Two papers published in the February 5, 2014, edition of Physical Review Letters (Dittrich et al., Park et al.) and one published in the February 20, 2014, edition of Nature detail a series of National Ignition Facility (NIF) experiments that achieved an order of magnitude improvement in yield performance over past experiments. Ignition—the process of releasing fusion energy equal to or greater than the amount of energy used to confine the fuel—has been a long-term goal of inertial confinement fusion science. A key step along the path to ignition is to have “fuel gains” greater than unity, where the energy generated through fusion reactions exceeds the amount of energy deposited into the fusion fuel. Although ignition remains the ultimate goal, the milestone of achieving fuel gains greater than unity has been reached for the first time ever on any facility.

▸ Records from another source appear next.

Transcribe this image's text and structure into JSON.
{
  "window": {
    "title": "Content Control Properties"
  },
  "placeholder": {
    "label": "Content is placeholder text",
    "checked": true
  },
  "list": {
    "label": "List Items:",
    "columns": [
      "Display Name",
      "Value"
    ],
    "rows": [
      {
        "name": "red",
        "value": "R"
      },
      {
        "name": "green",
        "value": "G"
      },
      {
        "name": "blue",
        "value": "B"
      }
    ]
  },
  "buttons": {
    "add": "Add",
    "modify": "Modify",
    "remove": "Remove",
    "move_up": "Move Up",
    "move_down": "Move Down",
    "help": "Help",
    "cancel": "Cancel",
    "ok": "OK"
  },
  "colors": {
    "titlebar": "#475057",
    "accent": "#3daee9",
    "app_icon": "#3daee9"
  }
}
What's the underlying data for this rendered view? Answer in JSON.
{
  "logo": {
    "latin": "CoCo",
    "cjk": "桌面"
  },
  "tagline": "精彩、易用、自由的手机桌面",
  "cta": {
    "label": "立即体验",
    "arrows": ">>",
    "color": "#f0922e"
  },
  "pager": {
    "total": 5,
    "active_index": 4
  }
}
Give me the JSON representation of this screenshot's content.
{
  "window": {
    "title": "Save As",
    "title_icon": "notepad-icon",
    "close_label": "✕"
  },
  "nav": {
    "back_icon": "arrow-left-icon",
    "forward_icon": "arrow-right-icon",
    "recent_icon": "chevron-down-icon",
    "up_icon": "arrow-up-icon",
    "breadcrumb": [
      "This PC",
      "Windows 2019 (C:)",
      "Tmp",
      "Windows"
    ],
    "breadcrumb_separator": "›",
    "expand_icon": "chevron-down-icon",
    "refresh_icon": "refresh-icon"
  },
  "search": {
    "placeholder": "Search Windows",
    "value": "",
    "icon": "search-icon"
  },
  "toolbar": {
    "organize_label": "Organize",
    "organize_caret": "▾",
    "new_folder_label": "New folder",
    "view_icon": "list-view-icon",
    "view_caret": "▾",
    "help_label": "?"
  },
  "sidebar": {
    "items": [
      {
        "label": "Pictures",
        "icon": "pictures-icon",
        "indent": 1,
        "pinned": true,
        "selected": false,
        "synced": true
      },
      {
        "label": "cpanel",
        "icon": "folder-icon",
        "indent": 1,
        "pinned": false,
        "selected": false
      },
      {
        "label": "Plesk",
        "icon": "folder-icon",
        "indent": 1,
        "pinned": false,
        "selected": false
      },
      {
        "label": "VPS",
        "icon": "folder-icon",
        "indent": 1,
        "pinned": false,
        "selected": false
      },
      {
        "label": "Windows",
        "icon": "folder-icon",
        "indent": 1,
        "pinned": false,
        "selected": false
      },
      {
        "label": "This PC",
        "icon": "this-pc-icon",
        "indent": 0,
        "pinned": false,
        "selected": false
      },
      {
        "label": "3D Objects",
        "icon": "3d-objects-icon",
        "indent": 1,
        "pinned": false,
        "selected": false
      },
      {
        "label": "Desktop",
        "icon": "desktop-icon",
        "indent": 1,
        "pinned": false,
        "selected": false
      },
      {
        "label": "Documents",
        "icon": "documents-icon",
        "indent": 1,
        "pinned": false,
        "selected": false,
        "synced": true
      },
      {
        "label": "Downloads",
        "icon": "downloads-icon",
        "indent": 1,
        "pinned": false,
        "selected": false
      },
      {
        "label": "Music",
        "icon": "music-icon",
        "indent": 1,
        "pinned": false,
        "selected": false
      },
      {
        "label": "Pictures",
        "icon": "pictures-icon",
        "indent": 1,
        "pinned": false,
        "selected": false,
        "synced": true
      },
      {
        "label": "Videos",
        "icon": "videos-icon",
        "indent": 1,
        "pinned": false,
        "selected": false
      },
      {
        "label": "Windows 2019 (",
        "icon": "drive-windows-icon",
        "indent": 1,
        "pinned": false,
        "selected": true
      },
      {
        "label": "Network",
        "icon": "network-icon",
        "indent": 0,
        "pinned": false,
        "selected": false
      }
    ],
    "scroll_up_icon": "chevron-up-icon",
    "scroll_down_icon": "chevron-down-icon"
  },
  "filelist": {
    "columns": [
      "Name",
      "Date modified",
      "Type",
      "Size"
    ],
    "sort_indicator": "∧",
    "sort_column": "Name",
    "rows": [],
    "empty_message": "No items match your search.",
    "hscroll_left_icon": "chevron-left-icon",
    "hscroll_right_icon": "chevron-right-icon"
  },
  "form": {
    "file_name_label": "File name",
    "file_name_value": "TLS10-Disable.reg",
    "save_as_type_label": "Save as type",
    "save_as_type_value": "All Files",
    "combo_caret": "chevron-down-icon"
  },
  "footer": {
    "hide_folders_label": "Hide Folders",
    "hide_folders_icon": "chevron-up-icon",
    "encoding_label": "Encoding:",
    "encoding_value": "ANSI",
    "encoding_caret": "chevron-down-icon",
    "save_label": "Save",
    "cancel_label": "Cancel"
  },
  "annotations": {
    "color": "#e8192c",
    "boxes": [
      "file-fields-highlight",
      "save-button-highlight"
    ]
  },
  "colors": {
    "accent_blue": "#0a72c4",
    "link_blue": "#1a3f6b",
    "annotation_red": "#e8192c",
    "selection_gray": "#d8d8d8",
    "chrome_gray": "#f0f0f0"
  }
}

“What’s really exciting is that we are seeing a steadily increasing contribution to the yield coming from the alpha-particle self-heating, as we push the implosion a little harder each time,” says Livermore physicist Omar Hurricane. In this process, alpha particles—helium nuclei produced in the deuterium–tritium (DT) fusion process—deposit their energy in the DT fuel, rather than escaping. The alpha particles further heat the fuel, increasing the rate of fusion reactions, thus producing more alpha particles. This feedback process is the mechanism that leads to ignition. The process has been demonstrated in a series of experiments in which the fusion yield has been systematically increased by more than a factor of 10 over previous approaches.
The experimental series was designed to limit mixing of the target’s plastic shell with the DT fuel as it is compressed. It was hypothesized that this mixing was the source of degraded fusion yields observed in previous experiments. To suppress the instability that causes mixing, researchers modified the laser pulse used to compress the fuel. The higher yields that were obtained affirmed the hypothesis. The experimental results have matched computer simulations much better than previous experiments, providing an important benchmark for the models used to predict the behavior of matter under conditions similar to those generated during a nuclear explosion, a primary goal for NIF.
Contacts: Thomas Dittrich (925) 422-4706 (firstname.lastname@example.org), Omar Hurricane (925) 424-2701 (email@example.com), or Hye-Sook Park (925) 422-7062 (firstname.lastname@example.org).
For the first time, an international team of astrophysicists, including Lawrence Livermore scientists, have unraveled how stars blow up in supernova explosions. Using NASA’s Nuclear Spectroscopic Telescope Array (NuSTAR)—a high-energy x-ray observatory—the international collaboration created the first-ever map of radioactive material in a supernova remnant, named Cassiopeia A, or Cas A. (See image below of Cas A captured by NuSTAR.) “One of NuSTAR’s science goals is to map recently synthesized material in young supernova remnants, and Cas A is one of the youngest supernova remnants we know of,” says Mike Pivovaroff, a Livermore physicist and coauthor of a paper published in the February 20, 2014, issue of Nature.
While small stars such as our Sun die less violent deaths, stars with more than eight times the mass of our Sun blow up in core-collapse supernova explosions and create remnants such as Cas A. Because these explosions transform lighter elements into elements heavier than iron, the debris clouds are uniquely responsible for seeding the universe with many heavy elements that are prerequisites for the formation of life on Earth. NuSTAR is the first telescope capable of producing maps of radioactive material in supernova remnants. In the Cas A study, the material is titanium-44, an atom with an unstable nucleus produced at the heart of the exploding star. “Cas A was a mystery for so long, but now with the map of radioactive material, we’re getting a more complete picture of the core of the explosion,” says Bill Craig, a former Lawrence Livermore scientist now at the University of California at Berkeley and coauthor of the paper.
The NuSTAR map of Cas A, which shows the titanium concentrated in clumps at the remnant’s center, points to a possible solution to the mystery of how the star met its demise. When researchers have performed computer simulations of supernova blasts, the main shock wave stalls out, and the star fails to shatter. “These latest findings strongly suggest the exploding star literally sloshed around, reenergizing the stalled shock wave and allowing the star to blast off its outer layers,” says Pivovaroff, who is part of the optics team along with Livermore’s Julia Vogel and Todd Decker. The optics principles and the fabrication approach for the x-ray optics in NuSTAR are based on those developed for Livermore’s High Energy Focusing Telescope. (See S&TR, March 2006, Floating into Thin Air.)
Contact: Mike Pivovaroff (925) 422-7779 (email@example.com).